Let me be clear.  This is pervasive in all uniformed and agencies sworn to protect and serve.  In recent weeks, there have been stories of Secret Service, Border Patrol, DEA, and TSA agents perpetrating some assault on society.  Our system has failed us when so many criminal minds pass scrutiny into these formerly revered services.  Can it be that those entrusted to vet and screen out these unreliable elements are themselves unreliable?  From where I sit, it appears that police agencies are attracting a large number of mentally ill persons.  People who are so paranoid that they see all of the citizenry as the enemy.  Are these new criminals so stupid as to not realize that in today’s world someone is going to record their actions?  Or, do they not care, so convinced that there will be no consequences to their behavior.
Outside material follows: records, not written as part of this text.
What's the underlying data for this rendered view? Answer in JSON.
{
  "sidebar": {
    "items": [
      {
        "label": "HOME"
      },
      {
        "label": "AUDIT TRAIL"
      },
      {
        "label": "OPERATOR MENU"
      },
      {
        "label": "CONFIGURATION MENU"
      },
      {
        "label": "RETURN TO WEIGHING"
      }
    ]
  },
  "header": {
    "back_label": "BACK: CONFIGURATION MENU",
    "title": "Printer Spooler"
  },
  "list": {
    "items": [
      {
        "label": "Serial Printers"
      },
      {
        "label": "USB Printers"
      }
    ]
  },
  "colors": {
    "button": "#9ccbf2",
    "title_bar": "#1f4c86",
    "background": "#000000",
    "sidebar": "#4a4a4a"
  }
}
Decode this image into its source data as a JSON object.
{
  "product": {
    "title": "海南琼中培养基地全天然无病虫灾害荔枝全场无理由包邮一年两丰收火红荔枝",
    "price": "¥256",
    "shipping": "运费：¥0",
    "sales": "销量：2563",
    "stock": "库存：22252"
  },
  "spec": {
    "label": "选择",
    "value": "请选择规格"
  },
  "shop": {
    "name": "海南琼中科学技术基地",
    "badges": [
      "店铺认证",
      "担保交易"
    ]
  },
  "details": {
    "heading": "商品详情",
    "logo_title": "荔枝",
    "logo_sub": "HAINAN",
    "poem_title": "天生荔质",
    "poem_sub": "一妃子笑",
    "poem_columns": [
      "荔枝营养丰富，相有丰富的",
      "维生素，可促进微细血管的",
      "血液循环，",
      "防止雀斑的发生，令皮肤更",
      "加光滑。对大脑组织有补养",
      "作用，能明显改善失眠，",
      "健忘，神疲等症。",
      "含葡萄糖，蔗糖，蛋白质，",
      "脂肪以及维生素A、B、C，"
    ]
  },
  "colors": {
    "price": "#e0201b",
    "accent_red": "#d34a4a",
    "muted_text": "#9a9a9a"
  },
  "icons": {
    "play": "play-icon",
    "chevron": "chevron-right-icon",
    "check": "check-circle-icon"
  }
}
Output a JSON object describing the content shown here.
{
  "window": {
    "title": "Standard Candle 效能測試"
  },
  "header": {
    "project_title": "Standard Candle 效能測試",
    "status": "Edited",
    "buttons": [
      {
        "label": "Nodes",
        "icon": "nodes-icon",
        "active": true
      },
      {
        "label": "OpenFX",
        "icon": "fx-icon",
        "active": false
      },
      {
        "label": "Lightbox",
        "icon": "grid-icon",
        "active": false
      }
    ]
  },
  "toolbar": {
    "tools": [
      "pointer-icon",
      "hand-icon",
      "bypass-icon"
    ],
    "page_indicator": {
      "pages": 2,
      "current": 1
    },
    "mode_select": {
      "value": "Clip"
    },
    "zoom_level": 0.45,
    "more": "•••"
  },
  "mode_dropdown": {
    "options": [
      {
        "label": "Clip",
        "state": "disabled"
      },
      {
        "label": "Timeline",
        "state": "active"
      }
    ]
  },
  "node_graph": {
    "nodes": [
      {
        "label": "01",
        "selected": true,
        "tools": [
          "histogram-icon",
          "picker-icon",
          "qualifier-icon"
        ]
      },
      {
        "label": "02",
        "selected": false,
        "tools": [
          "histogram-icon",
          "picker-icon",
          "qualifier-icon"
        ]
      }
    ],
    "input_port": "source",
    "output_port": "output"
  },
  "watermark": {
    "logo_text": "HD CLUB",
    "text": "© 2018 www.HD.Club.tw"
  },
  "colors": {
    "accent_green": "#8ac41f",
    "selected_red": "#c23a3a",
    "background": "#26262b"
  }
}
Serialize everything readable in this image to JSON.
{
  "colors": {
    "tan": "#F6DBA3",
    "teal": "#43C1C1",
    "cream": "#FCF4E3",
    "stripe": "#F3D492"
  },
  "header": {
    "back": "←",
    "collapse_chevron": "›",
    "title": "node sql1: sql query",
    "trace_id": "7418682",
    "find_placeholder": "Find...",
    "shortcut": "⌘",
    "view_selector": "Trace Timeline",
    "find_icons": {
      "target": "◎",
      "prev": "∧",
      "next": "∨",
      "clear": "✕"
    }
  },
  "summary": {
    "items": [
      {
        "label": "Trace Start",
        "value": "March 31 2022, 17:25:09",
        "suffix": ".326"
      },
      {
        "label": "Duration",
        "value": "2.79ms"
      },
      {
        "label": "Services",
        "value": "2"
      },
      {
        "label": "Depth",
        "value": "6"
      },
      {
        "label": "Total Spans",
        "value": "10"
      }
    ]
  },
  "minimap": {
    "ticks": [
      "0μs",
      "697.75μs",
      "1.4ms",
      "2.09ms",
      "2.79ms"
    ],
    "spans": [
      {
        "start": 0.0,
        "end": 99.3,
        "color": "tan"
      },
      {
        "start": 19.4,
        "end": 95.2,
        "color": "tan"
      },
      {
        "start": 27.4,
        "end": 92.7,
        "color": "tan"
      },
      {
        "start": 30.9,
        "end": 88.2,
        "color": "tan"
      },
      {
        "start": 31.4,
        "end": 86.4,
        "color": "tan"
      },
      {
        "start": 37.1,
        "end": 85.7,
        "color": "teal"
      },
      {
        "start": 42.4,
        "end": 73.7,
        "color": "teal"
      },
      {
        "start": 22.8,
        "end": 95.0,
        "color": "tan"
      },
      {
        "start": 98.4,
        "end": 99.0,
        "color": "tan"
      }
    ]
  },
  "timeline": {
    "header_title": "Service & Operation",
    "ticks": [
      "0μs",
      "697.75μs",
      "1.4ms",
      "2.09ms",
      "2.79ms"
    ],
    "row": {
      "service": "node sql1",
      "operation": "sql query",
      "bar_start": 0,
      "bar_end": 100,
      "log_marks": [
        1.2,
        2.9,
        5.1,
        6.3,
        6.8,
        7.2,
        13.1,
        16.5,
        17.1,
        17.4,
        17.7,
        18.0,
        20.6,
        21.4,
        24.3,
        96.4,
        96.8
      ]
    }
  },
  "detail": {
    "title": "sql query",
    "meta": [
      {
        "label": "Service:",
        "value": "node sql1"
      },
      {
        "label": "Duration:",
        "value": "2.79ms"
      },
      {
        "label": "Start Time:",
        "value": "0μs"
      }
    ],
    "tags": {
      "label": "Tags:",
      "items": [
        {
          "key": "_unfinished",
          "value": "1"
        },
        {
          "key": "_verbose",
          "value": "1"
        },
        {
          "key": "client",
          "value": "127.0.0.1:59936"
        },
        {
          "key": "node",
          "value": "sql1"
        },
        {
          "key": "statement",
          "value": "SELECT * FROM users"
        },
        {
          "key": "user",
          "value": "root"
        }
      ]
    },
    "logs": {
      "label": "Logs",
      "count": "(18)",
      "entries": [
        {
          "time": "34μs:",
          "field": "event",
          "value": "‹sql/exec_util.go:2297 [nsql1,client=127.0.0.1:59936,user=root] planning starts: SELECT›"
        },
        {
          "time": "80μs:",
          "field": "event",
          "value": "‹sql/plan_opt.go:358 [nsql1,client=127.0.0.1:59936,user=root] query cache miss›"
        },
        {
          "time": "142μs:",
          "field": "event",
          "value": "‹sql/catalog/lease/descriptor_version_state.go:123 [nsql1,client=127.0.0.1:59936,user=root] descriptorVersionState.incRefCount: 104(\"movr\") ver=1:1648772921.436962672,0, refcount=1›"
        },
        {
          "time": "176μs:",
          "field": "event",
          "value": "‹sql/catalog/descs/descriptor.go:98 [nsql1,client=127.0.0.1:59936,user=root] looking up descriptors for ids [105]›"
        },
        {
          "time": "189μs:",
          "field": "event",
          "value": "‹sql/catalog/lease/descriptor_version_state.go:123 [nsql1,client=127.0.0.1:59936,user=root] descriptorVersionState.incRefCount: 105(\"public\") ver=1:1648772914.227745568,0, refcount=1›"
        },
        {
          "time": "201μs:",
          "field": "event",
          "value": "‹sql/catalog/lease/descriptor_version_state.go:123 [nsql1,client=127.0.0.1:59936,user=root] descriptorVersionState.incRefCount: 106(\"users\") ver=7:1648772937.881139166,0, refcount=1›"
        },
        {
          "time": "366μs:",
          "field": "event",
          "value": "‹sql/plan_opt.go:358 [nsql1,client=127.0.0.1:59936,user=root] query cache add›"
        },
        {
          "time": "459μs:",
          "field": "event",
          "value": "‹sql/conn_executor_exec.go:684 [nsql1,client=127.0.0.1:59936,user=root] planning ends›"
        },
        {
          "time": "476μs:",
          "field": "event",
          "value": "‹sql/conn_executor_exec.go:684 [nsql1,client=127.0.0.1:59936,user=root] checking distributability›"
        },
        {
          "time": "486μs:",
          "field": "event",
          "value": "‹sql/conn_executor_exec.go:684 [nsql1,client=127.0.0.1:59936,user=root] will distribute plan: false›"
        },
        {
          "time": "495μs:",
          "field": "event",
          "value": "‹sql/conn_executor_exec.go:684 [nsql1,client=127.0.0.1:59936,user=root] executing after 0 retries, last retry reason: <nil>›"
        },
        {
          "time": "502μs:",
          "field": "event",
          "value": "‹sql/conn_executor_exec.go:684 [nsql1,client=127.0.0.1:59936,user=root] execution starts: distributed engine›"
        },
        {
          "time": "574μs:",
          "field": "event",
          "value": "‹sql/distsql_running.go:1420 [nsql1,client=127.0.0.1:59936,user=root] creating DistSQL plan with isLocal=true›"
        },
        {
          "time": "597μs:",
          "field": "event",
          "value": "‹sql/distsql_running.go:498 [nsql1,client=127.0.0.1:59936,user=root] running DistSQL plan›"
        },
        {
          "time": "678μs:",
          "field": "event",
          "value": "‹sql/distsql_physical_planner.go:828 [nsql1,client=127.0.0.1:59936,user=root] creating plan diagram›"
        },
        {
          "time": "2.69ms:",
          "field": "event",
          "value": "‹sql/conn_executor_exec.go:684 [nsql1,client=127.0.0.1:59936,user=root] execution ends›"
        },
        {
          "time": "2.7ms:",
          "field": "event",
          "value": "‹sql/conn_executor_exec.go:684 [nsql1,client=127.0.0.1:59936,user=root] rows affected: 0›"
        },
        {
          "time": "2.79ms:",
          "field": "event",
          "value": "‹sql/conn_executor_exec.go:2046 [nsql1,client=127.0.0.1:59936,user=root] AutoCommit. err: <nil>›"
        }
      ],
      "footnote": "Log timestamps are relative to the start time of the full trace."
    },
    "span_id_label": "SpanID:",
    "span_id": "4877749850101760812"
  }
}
I also fault the training that these persons receive.  Does police training include sessions on rude and assaultive behavior?  What happened to training on use of other then lethal force to apprehend an alleged criminal?  I would like to observe the training where 5 or 6 officers are taught to pile on, kick, punch and beat senseless with a wooden stick, or a flashlight a defenseless, mentally incompetent person.  Who trained that thug on the freeway to knock down and repeatedly punch a 60+ year old mentally disturbed woman? I am also tired of the “he went to his waistband” excuse of murder.  Every time I stand from a chair or get out of my car, I instinctively adjust my waist band.  Am I in danger of being shot for such a simple and natural act?  Are police not taught the difference between a person adjusting his waist band and one pulling out a Glock?  Do they care?  I am by no means a weapons guy, but I can still tell the difference between a cell phone and a gun at 20 yards, shouldn’t the police be able to do the same?

Athletes are taught to control their emotions during an adrenaline rush of a sports challenge, yet the people we entrust to protect us cannot control their emotions and rage due to the adrenaline in their system.  Shouldn’t they be trained to control themselves?  That is expected of us, why not them?  It appears that the most effective training that these officers receive is in the preparing excuses, they pull out to fault the citizens they just accosted as justification for their mayhem.  Those include:  he/she reached for his/her waistband, I saw a weapon (when none existed), I felt my life was in danger (from an elderly woman holding a screwdriver, a person running away with their back turned to the officers, an unarmed black teenager), or the suspect didn’t comply with a lawful order.  Law enforcement officials tell us if we are stopped in a dark place by the police to continue to drive to a lighted area. That could be an invitation to get shot by the officer who views this action as non-compliance with a lawful order.

In a recent column, Steve Lopez of the Los Angeles Times asked why police who commit crimes are not held to the same standards as non-police members of society who commit a crime.  I will add my voice and demand that this new class of criminals, if they are so brazen as to break the law and commit these assaults on society, be subjected to the same treatment as all law breakers.  Let us begin to treat this new class of criminals to the same justice as all the others and strip away this “super presumption of innocence.”

Photo credit: #BlackLivesMatter by Rose Colored Photo, licensed under CC BY 2.0.